- _Your assignment_
Your reply should reproduce the data below without a single alteration, apart from dropping the images.

- _Task data_
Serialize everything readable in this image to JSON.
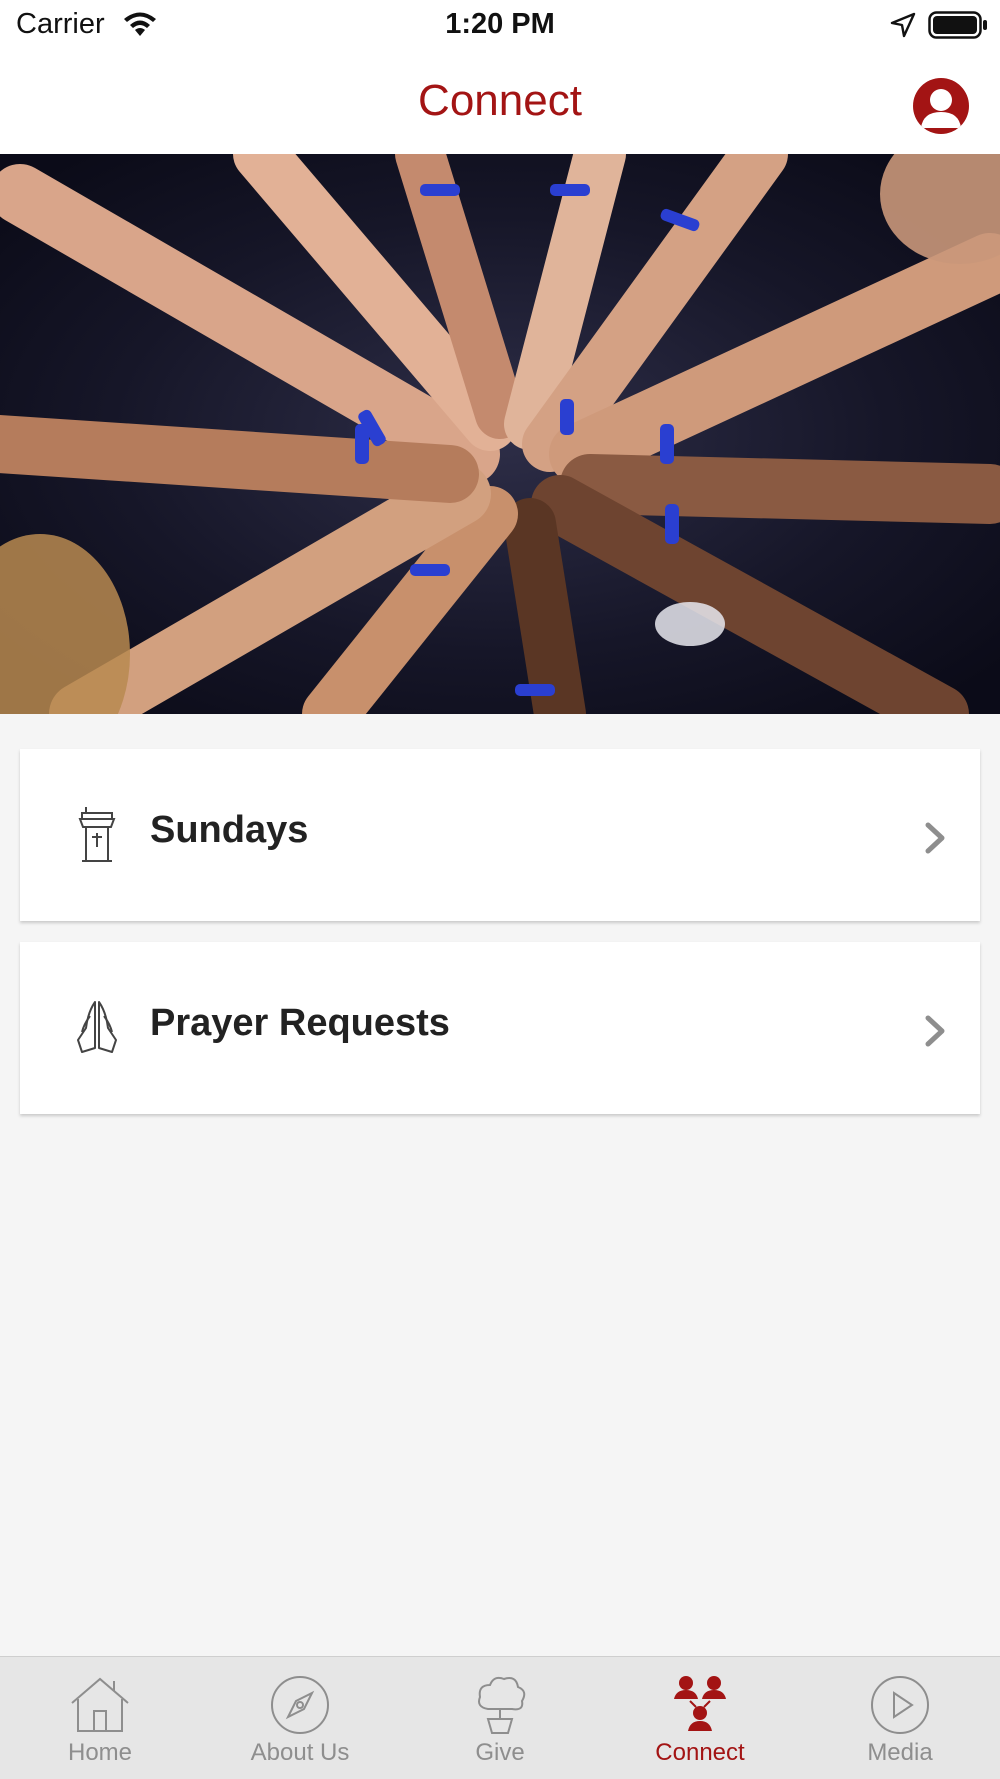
{
  "status_bar": {
    "carrier": "Carrier",
    "time": "1:20 PM",
    "wifi_icon": "wifi-icon",
    "location_icon": "location-arrow-icon",
    "battery_icon": "battery-full-icon"
  },
  "header": {
    "title": "Connect",
    "profile_icon": "user-profile-icon"
  },
  "hero": {
    "image": "photo of many hands stacked together in a circle"
  },
  "cards": [
    {
      "label": "Sundays",
      "icon": "pulpit-icon"
    },
    {
      "label": "Prayer Requests",
      "icon": "praying-hands-icon"
    }
  ],
  "tab_bar": {
    "tabs": [
      {
        "label": "Home",
        "icon": "home-icon",
        "active": false
      },
      {
        "label": "About Us",
        "icon": "compass-icon",
        "active": false
      },
      {
        "label": "Give",
        "icon": "give-tree-icon",
        "active": false
      },
      {
        "label": "Connect",
        "icon": "people-connect-icon",
        "active": true
      },
      {
        "label": "Media",
        "icon": "play-circle-icon",
        "active": false
      }
    ]
  },
  "colors": {
    "accent": "#a31414",
    "inactive": "#8e8e8e",
    "background": "#f5f5f5",
    "tab_bar_bg": "#e6e6e6"
  }
}
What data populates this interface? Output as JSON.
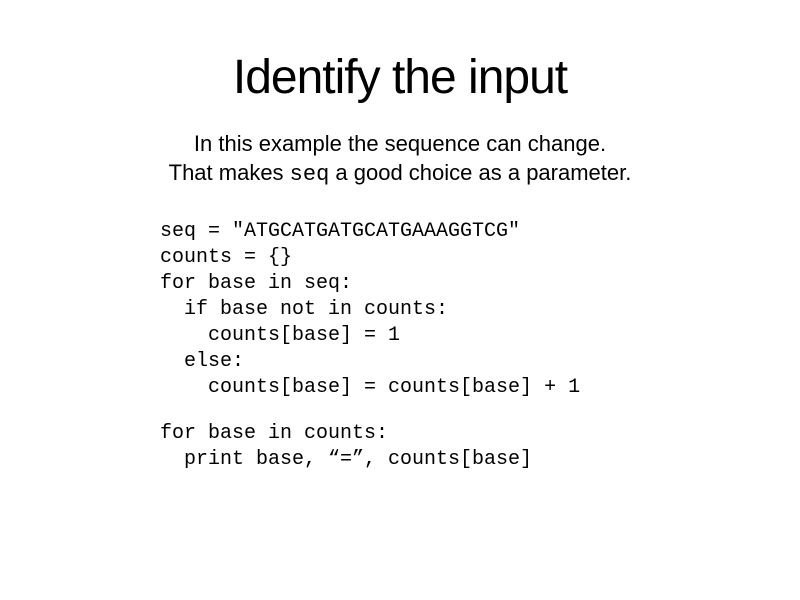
{
  "title": "Identify the input",
  "description": {
    "line1_prefix": "In this example the sequence can change.",
    "line2_prefix": "That makes ",
    "line2_code": "seq",
    "line2_suffix": " a good choice as a parameter."
  },
  "code": {
    "block1": "seq = \"ATGCATGATGCATGAAAGGTCG\"\ncounts = {}\nfor base in seq:\n  if base not in counts:\n    counts[base] = 1\n  else:\n    counts[base] = counts[base] + 1",
    "block2": "for base in counts:\n  print base, “=”, counts[base]"
  }
}
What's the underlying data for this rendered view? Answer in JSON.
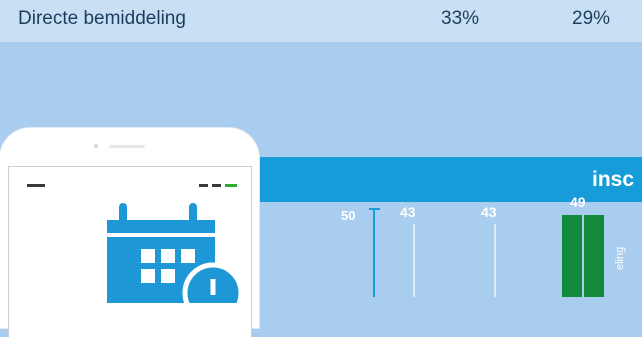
{
  "table_row": {
    "label": "Directe bemiddeling",
    "value_1": "33%",
    "value_2": "29%"
  },
  "banner": {
    "title": "insc"
  },
  "chart_data": {
    "type": "bar",
    "y_tick_visible": [
      "50"
    ],
    "data_labels": [
      "43",
      "43",
      "49"
    ],
    "values": [
      43,
      43,
      49
    ],
    "bar_colors": [
      "#ffffff",
      "#ffffff",
      "#128a3c"
    ],
    "vertical_label_fragment": "eling"
  },
  "colors": {
    "background": "#a9cdee",
    "table_row": "#c9dff3",
    "banner": "#189cd9",
    "calendar_icon": "#1e97d7",
    "bar_green": "#128a3c"
  },
  "icons": [
    "calendar-icon",
    "phone-icon"
  ]
}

- _Reply to the exercise_
Serialize everything readable in this image to JSON.
{
  "status_bar": {
    "carrier": "Carrier",
    "time": "1:20 PM",
    "wifi_icon": "wifi-icon",
    "location_icon": "location-arrow-icon",
    "battery_icon": "battery-full-icon"
  },
  "header": {
    "title": "Connect",
    "profile_icon": "user-profile-icon"
  },
  "hero": {
    "image": "photo of many hands stacked together in a circle"
  },
  "cards": [
    {
      "label": "Sundays",
      "icon": "pulpit-icon"
    },
    {
      "label": "Prayer Requests",
      "icon": "praying-hands-icon"
    }
  ],
  "tab_bar": {
    "tabs": [
      {
        "label": "Home",
        "icon": "home-icon",
        "active": false
      },
      {
        "label": "About Us",
        "icon": "compass-icon",
        "active": false
      },
      {
        "label": "Give",
        "icon": "give-tree-icon",
        "active": false
      },
      {
        "label": "Connect",
        "icon": "people-connect-icon",
        "active": true
      },
      {
        "label": "Media",
        "icon": "play-circle-icon",
        "active": false
      }
    ]
  },
  "colors": {
    "accent": "#a31414",
    "inactive": "#8e8e8e",
    "background": "#f5f5f5",
    "tab_bar_bg": "#e6e6e6"
  }
}
What data populates this interface? Output as JSON.
{
  "title": "Identify the input",
  "description": {
    "line1_prefix": "In this example the sequence can change.",
    "line2_prefix": "That makes ",
    "line2_code": "seq",
    "line2_suffix": " a good choice as a parameter."
  },
  "code": {
    "block1": "seq = \"ATGCATGATGCATGAAAGGTCG\"\ncounts = {}\nfor base in seq:\n  if base not in counts:\n    counts[base] = 1\n  else:\n    counts[base] = counts[base] + 1",
    "block2": "for base in counts:\n  print base, “=”, counts[base]"
  }
}
What's the underlying data for this rendered view? Answer in JSON.
{
  "table_row": {
    "label": "Directe bemiddeling",
    "value_1": "33%",
    "value_2": "29%"
  },
  "banner": {
    "title": "insc"
  },
  "chart_data": {
    "type": "bar",
    "y_tick_visible": [
      "50"
    ],
    "data_labels": [
      "43",
      "43",
      "49"
    ],
    "values": [
      43,
      43,
      49
    ],
    "bar_colors": [
      "#ffffff",
      "#ffffff",
      "#128a3c"
    ],
    "vertical_label_fragment": "eling"
  },
  "colors": {
    "background": "#a9cdee",
    "table_row": "#c9dff3",
    "banner": "#189cd9",
    "calendar_icon": "#1e97d7",
    "bar_green": "#128a3c"
  },
  "icons": [
    "calendar-icon",
    "phone-icon"
  ]
}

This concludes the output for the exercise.